◆ About this exercise
The data must be written out once more, precisely as given.

◆ Component data from apps and pages
----------

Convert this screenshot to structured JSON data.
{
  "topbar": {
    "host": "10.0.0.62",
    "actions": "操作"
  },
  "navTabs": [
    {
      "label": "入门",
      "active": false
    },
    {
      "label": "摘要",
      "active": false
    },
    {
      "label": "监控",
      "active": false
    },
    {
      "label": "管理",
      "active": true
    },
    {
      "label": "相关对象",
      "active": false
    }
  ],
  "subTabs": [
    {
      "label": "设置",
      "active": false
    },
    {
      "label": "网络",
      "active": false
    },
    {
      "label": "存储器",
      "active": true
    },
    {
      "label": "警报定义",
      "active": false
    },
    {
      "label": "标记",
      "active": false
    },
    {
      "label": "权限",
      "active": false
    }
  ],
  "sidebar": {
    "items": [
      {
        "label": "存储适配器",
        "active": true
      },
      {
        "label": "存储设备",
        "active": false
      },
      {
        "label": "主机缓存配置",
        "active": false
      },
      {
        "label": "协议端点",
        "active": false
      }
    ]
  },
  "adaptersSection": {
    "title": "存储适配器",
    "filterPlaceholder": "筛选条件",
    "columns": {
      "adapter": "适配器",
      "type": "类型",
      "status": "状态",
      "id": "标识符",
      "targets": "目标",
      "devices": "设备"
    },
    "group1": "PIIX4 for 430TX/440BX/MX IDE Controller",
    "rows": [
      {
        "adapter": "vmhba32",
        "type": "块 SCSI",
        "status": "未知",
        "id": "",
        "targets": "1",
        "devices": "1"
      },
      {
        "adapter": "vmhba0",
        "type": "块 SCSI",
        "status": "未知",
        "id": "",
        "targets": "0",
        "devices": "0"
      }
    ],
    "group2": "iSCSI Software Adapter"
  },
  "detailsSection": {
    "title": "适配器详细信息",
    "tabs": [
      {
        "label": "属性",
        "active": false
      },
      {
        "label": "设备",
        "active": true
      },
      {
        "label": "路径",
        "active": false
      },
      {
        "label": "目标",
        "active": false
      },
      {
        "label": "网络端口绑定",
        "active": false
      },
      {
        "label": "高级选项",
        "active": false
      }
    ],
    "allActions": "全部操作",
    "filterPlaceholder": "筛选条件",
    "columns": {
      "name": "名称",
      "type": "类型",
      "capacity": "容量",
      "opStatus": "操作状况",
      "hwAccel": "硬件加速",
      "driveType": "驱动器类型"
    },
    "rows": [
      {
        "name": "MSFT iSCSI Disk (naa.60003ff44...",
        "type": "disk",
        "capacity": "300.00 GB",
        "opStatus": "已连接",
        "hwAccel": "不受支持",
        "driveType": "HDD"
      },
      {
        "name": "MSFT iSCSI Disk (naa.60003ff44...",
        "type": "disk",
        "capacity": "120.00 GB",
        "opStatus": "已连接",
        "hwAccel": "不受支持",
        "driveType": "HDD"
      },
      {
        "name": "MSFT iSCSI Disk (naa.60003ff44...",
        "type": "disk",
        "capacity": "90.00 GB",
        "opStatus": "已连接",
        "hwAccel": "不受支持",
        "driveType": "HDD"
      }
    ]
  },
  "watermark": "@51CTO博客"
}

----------

◆ Response area
Convert this screenshot to structured JSON data.
{
  "topbar": {
    "host": "10.0.0.62",
    "actions": "操作"
  },
  "navTabs": [
    {
      "label": "入门",
      "active": false
    },
    {
      "label": "摘要",
      "active": false
    },
    {
      "label": "监控",
      "active": false
    },
    {
      "label": "管理",
      "active": true
    },
    {
      "label": "相关对象",
      "active": false
    }
  ],
  "subTabs": [
    {
      "label": "设置",
      "active": false
    },
    {
      "label": "网络",
      "active": false
    },
    {
      "label": "存储器",
      "active": true
    },
    {
      "label": "警报定义",
      "active": false
    },
    {
      "label": "标记",
      "active": false
    },
    {
      "label": "权限",
      "active": false
    }
  ],
  "sidebar": {
    "items": [
      {
        "label": "存储适配器",
        "active": true
      },
      {
        "label": "存储设备",
        "active": false
      },
      {
        "label": "主机缓存配置",
        "active": false
      },
      {
        "label": "协议端点",
        "active": false
      }
    ]
  },
  "adaptersSection": {
    "title": "存储适配器",
    "filterPlaceholder": "筛选条件",
    "columns": {
      "adapter": "适配器",
      "type": "类型",
      "status": "状态",
      "id": "标识符",
      "targets": "目标",
      "devices": "设备"
    },
    "group1": "PIIX4 for 430TX/440BX/MX IDE Controller",
    "rows": [
      {
        "adapter": "vmhba32",
        "type": "块 SCSI",
        "status": "未知",
        "id": "",
        "targets": "1",
        "devices": "1"
      },
      {
        "adapter": "vmhba0",
        "type": "块 SCSI",
        "status": "未知",
        "id": "",
        "targets": "0",
        "devices": "0"
      }
    ],
    "group2": "iSCSI Software Adapter"
  },
  "detailsSection": {
    "title": "适配器详细信息",
    "tabs": [
      {
        "label": "属性",
        "active": false
      },
      {
        "label": "设备",
        "active": true
      },
      {
        "label": "路径",
        "active": false
      },
      {
        "label": "目标",
        "active": false
      },
      {
        "label": "网络端口绑定",
        "active": false
      },
      {
        "label": "高级选项",
        "active": false
      }
    ],
    "allActions": "全部操作",
    "filterPlaceholder": "筛选条件",
    "columns": {
      "name": "名称",
      "type": "类型",
      "capacity": "容量",
      "opStatus": "操作状况",
      "hwAccel": "硬件加速",
      "driveType": "驱动器类型"
    },
    "rows": [
      {
        "name": "MSFT iSCSI Disk (naa.60003ff44...",
        "type": "disk",
        "capacity": "300.00 GB",
        "opStatus": "已连接",
        "hwAccel": "不受支持",
        "driveType": "HDD"
      },
      {
        "name": "MSFT iSCSI Disk (naa.60003ff44...",
        "type": "disk",
        "capacity": "120.00 GB",
        "opStatus": "已连接",
        "hwAccel": "不受支持",
        "driveType": "HDD"
      },
      {
        "name": "MSFT iSCSI Disk (naa.60003ff44...",
        "type": "disk",
        "capacity": "90.00 GB",
        "opStatus": "已连接",
        "hwAccel": "不受支持",
        "driveType": "HDD"
      }
    ]
  },
  "watermark": "@51CTO博客"
}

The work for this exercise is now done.